> [What is being asked]
Scan the records for the string "promo", then copy each line that has it.

(Website and app data records)

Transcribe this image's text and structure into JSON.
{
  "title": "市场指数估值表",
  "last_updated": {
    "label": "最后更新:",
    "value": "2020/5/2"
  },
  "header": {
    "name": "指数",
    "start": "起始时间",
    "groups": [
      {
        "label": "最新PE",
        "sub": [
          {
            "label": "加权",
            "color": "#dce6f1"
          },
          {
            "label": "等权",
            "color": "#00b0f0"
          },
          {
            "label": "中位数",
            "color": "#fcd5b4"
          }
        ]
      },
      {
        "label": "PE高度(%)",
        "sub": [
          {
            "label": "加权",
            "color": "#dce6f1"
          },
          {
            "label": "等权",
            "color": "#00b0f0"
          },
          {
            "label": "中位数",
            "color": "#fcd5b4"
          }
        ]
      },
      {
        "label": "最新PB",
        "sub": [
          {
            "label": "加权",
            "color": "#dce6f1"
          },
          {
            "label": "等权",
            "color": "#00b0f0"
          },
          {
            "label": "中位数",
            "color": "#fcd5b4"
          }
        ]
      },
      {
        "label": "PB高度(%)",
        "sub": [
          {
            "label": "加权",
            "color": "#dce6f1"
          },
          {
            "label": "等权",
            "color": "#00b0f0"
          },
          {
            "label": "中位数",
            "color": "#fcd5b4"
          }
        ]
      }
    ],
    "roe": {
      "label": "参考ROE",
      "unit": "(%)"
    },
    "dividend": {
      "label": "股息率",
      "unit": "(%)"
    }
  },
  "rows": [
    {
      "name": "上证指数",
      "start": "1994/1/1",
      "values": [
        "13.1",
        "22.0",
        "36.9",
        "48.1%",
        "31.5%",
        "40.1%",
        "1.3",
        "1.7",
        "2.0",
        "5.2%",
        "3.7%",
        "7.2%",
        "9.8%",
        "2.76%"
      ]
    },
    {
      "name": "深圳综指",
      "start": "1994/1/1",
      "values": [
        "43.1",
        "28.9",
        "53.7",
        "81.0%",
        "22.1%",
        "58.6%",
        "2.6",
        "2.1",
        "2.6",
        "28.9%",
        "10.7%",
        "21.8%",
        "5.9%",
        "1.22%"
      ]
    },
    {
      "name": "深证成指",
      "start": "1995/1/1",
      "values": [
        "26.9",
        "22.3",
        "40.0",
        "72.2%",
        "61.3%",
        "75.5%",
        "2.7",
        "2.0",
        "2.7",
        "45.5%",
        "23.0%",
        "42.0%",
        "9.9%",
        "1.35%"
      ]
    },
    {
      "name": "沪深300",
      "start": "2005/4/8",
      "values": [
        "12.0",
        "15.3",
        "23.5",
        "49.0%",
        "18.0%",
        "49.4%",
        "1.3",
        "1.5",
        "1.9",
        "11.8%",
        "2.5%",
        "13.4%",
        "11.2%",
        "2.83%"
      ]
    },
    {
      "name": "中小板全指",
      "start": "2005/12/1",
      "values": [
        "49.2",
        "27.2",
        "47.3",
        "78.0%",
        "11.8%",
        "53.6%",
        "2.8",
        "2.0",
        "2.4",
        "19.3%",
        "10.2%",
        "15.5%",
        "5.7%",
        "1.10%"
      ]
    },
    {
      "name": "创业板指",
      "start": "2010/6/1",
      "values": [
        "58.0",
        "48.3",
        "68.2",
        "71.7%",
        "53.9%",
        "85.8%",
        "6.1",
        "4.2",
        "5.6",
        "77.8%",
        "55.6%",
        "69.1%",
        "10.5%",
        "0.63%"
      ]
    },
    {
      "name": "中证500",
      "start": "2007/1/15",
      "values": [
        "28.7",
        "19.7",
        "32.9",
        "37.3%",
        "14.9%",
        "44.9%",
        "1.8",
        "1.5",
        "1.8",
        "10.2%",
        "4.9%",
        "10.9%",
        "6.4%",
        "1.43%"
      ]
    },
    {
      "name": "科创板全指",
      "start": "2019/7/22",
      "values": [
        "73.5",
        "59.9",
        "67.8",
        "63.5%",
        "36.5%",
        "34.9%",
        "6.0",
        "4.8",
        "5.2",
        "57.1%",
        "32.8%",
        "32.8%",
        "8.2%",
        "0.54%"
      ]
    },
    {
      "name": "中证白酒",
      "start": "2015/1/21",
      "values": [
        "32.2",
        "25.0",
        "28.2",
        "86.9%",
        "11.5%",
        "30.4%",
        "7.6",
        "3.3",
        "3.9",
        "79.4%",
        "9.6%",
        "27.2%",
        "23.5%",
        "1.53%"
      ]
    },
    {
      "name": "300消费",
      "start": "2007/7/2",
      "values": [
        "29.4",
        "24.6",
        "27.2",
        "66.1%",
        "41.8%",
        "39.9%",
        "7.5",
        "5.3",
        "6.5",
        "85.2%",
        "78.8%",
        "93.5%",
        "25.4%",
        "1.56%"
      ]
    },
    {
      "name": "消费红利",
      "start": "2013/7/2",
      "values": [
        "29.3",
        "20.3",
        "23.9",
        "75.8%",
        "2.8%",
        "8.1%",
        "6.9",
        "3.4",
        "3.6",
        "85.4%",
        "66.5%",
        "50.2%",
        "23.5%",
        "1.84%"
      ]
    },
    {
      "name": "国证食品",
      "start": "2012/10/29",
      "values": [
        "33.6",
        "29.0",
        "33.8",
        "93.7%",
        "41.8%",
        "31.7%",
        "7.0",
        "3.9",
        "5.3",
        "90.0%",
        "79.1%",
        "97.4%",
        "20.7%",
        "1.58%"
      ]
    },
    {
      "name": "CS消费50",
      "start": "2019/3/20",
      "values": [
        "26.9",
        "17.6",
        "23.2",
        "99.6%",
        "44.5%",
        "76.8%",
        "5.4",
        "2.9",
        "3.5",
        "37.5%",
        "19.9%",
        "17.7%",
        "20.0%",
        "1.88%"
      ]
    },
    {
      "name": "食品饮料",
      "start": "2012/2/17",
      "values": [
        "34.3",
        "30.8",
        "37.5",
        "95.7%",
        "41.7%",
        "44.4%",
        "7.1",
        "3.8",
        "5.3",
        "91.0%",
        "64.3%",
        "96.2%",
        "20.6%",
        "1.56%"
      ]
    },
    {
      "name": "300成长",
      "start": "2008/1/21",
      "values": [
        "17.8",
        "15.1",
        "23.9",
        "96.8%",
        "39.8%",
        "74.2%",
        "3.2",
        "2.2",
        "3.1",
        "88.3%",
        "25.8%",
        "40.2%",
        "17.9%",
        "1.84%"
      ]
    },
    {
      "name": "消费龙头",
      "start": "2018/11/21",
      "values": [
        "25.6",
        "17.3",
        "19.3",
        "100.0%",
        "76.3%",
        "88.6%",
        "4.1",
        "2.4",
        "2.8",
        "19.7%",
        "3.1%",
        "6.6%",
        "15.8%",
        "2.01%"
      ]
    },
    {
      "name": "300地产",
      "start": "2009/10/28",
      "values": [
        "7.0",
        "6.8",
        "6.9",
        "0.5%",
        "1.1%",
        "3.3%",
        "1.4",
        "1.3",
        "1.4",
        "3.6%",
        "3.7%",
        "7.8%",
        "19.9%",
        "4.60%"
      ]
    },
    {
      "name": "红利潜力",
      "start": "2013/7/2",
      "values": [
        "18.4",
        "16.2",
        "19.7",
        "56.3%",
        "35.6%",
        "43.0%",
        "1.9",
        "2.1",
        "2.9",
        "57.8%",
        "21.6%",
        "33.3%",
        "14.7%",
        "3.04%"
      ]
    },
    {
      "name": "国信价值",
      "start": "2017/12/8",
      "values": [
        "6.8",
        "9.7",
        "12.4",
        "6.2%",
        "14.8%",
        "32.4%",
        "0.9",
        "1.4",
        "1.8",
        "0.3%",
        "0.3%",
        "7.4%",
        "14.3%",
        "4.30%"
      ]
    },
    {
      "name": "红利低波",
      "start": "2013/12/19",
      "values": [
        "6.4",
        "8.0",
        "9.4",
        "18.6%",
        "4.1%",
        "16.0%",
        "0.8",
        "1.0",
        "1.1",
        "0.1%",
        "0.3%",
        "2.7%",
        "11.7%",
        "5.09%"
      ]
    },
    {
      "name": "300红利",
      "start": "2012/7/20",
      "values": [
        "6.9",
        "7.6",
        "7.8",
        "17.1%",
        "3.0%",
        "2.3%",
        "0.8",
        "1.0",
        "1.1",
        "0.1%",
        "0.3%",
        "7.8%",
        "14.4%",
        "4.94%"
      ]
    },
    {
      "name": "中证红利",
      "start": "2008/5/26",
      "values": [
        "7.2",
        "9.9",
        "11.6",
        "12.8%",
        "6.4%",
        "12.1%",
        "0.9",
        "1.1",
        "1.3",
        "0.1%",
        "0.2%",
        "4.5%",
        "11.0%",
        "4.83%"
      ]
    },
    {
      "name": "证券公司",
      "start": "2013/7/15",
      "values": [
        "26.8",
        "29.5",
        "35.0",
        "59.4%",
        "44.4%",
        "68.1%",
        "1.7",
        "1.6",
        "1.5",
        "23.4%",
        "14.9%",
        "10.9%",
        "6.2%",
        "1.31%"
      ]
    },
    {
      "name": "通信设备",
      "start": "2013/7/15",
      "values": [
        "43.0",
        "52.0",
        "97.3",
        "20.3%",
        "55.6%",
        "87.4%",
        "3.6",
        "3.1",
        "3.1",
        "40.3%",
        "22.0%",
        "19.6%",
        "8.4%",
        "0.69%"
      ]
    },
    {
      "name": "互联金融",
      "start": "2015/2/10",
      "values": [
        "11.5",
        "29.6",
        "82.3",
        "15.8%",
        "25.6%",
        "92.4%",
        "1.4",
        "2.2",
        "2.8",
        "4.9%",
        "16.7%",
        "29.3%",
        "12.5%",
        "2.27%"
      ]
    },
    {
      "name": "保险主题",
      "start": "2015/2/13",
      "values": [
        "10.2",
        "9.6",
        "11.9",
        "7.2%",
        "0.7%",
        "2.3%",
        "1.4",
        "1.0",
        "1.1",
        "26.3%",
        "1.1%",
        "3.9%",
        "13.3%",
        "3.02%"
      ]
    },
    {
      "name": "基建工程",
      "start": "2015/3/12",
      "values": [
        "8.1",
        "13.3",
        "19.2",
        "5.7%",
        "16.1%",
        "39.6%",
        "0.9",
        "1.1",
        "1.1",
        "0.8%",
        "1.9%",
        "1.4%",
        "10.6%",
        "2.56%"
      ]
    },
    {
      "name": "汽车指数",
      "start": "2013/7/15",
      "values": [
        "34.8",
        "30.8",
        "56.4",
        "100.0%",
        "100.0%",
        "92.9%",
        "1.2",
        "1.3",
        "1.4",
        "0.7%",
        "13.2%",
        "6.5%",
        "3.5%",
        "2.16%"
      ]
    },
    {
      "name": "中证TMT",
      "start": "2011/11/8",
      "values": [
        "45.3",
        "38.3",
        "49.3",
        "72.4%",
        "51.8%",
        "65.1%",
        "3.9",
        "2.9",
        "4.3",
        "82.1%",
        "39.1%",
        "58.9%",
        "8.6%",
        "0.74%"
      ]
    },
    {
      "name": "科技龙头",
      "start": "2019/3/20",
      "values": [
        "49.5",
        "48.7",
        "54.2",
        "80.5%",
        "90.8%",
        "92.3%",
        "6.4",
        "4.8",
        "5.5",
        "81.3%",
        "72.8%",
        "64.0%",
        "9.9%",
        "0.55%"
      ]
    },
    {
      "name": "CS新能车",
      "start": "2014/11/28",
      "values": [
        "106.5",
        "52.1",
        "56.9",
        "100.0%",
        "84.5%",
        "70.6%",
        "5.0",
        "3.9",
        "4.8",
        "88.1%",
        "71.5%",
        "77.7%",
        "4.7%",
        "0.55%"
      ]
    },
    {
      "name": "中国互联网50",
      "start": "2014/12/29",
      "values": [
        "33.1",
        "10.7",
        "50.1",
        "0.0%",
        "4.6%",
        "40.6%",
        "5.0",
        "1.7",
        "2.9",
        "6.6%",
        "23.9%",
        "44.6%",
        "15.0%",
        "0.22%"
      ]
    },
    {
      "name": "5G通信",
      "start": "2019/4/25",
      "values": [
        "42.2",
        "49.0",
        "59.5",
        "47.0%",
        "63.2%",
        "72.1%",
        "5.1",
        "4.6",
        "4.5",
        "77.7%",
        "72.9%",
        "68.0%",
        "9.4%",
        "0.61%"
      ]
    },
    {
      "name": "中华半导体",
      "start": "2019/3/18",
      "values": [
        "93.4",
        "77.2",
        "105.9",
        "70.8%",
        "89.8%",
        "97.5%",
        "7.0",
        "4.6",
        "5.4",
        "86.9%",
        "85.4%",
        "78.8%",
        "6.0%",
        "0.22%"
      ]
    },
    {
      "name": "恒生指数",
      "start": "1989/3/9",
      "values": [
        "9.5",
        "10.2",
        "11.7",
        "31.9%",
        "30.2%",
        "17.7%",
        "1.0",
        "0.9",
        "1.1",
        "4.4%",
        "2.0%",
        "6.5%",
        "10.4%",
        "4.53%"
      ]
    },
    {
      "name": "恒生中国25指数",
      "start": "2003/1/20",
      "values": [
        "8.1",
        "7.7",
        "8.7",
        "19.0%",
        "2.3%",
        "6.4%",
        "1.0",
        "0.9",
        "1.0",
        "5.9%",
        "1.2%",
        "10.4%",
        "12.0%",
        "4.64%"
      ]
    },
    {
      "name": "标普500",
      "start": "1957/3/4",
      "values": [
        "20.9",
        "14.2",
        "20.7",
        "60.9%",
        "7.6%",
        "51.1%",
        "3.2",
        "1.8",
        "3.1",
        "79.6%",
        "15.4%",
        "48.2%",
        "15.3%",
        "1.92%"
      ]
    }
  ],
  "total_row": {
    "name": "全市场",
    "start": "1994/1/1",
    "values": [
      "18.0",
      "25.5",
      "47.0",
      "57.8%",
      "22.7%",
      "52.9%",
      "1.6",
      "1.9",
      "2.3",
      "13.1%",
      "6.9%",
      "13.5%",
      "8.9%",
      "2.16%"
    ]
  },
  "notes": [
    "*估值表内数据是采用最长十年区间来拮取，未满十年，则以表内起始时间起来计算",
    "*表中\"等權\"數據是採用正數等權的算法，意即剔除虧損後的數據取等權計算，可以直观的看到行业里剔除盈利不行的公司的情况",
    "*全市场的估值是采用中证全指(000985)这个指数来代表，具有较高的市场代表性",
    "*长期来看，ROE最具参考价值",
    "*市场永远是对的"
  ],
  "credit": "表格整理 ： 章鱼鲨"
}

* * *

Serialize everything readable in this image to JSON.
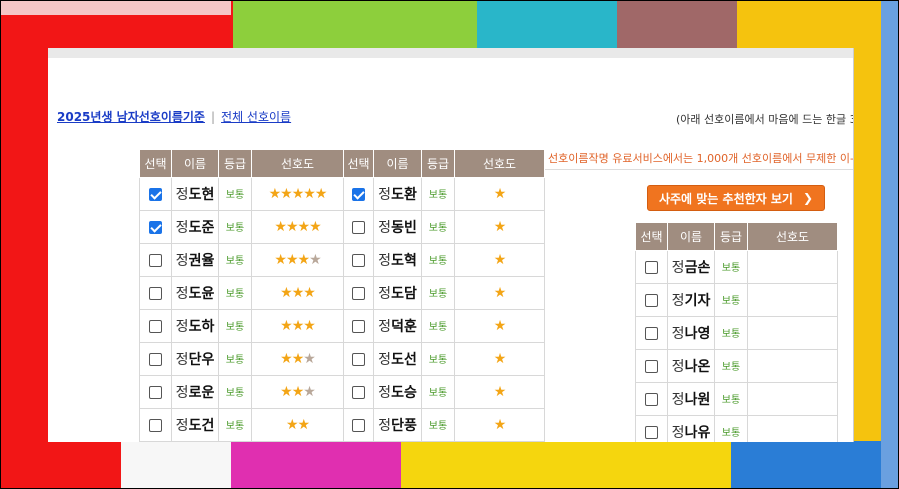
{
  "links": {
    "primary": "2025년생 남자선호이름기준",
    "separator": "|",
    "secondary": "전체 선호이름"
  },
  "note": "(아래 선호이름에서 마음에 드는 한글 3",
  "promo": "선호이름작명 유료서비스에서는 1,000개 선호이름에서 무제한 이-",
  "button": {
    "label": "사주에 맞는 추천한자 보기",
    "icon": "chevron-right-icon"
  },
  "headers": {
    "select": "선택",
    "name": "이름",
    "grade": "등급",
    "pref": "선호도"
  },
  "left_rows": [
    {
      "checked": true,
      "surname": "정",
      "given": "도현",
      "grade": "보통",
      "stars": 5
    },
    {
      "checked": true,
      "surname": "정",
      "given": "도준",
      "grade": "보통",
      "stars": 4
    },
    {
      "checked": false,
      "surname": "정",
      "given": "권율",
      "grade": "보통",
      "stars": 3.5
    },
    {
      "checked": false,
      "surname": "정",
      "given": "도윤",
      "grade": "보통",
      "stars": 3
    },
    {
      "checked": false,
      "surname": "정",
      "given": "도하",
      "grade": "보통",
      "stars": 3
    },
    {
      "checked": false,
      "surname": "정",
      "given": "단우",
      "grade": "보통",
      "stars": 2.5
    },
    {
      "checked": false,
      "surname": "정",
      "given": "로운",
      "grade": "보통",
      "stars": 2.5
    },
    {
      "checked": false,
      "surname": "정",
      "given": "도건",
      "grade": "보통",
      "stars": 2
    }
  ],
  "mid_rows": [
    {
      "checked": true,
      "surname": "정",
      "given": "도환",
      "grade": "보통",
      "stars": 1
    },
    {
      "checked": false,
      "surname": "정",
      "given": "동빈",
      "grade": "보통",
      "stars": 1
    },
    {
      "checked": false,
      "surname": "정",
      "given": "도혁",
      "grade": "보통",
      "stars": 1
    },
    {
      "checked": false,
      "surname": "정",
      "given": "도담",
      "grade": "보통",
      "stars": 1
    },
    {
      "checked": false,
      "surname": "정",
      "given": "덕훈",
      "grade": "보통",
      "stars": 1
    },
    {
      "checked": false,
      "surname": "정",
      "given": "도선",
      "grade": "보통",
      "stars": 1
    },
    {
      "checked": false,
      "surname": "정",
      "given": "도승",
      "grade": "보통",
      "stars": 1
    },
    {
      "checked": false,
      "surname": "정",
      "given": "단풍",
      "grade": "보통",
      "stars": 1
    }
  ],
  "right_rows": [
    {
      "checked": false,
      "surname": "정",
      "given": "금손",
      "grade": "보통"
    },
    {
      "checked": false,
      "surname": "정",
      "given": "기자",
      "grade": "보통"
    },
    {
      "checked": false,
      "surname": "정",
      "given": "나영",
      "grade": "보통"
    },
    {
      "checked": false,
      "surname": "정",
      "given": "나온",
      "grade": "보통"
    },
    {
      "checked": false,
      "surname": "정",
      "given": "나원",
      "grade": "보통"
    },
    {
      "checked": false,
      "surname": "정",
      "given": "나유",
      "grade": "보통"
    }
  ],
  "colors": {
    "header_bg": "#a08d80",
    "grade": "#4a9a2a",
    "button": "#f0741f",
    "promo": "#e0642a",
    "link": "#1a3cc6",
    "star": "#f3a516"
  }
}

> [Exercise response]
  "promo": "선호이름작명 유료서비스에서는 1,000개 선호이름에서 무제한 이-",
    "promo": "#e0642a",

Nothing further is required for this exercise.